The number of near collisions on U.S. airport runways dropped to six in the last 12 months, half as many as the year before, according to the Federal Aviation Administration.

There has been a dramatic decline in such incidents over the last decade. In 2000, the FAA reported 67 runway near collisions.

Reducing those incidents has long been a top safety priority for the FAA. Alarmed by a spike in near collisions, the agency convened an industry "call to action" meeting in 2007 to find solutions to the problem.

Federal Aviation Administrator Randy Babbitt credited the decline to the installation of new technology at airports, including runway lights that change color to warn pilots whether or not it's OK to enter a runway, requirements for improved signage and markings at airports, and improved airline pilot training on runway conflict scenarios.

The FAA and pilot organizations also have conducted education efforts aimed at private pilots.

The deadliest aviation accident in history, in which 583 people were killed, was a 1977 runway collision between two airliners at Tenerife, one of the Canary Islands. The worst U.S. runway accident involving two aircraft was a collision between a USAir 737 and a Skywest Metroliner commuter airplane at Los Angeles International Airport in February 1991 that killed 34 people.

"The goal we are working towards is zero runway incursions," Babbitt said in a statement. "I'm confident that the right combination of education and technology will help us get there."

He announced the decline in runway incidents at a news conference at Boston's Logan International Airport, where the FAA is installing an improved runway lighting system. Similar systems are in place at airports in Dallas, Los Angeles and San Diego. The FAA plans to install the systems at a total of 23 airports.

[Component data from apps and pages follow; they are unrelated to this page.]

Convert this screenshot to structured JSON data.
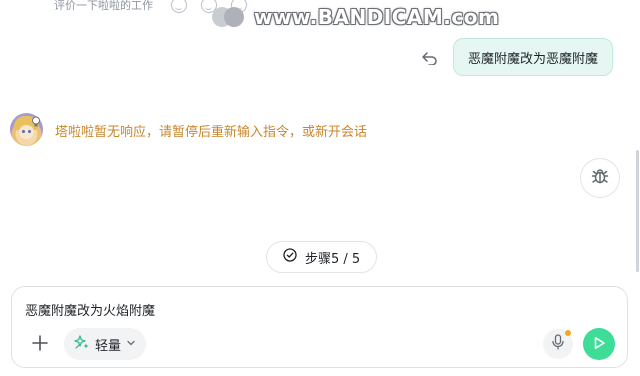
{
  "rating": {
    "text": "评价一下啦啦的工作",
    "icons": [
      "smile-icon",
      "neutral-face-icon",
      "sad-face-icon"
    ]
  },
  "watermark": {
    "text": "www.BANDICAM.com"
  },
  "user_message": {
    "text": "恶魔附魔改为恶魔附魔"
  },
  "assistant_message": {
    "text": "塔啦啦暂无响应，请暂停后重新输入指令，或新开会话"
  },
  "step_indicator": {
    "label": "步骤5 / 5"
  },
  "composer": {
    "input_value": "恶魔附魔改为火焰附魔",
    "mode_label": "轻量"
  },
  "colors": {
    "accent_green": "#3ddc97",
    "user_bubble_bg": "#e6f7f3",
    "warning_text": "#c8862a",
    "notification_dot": "#f5a623"
  }
}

Doug Church, a spokesman for the National Air Traffic Controllers Association, attributed the decline in part to "the collaborative approach the FAA is taking to addressing safety matters and including controllers in that process."

Relations between controllers and FAA management were openly hostile during the Bush administration due in part to failed contract negotiations and differences over staffing. They've warmed considerably under the more labor-friendly Obama administration.

Near collisions usually involve two aircraft, but that isn't always the case. In one of the six incidents, a maintenance truck chased an animal across a runway at Garden City Regional Airport in Kansas in March just as a Cessna Citation — a small jet — was landing. Only 50 feet separated the plane and the truck as the jet passed overhead.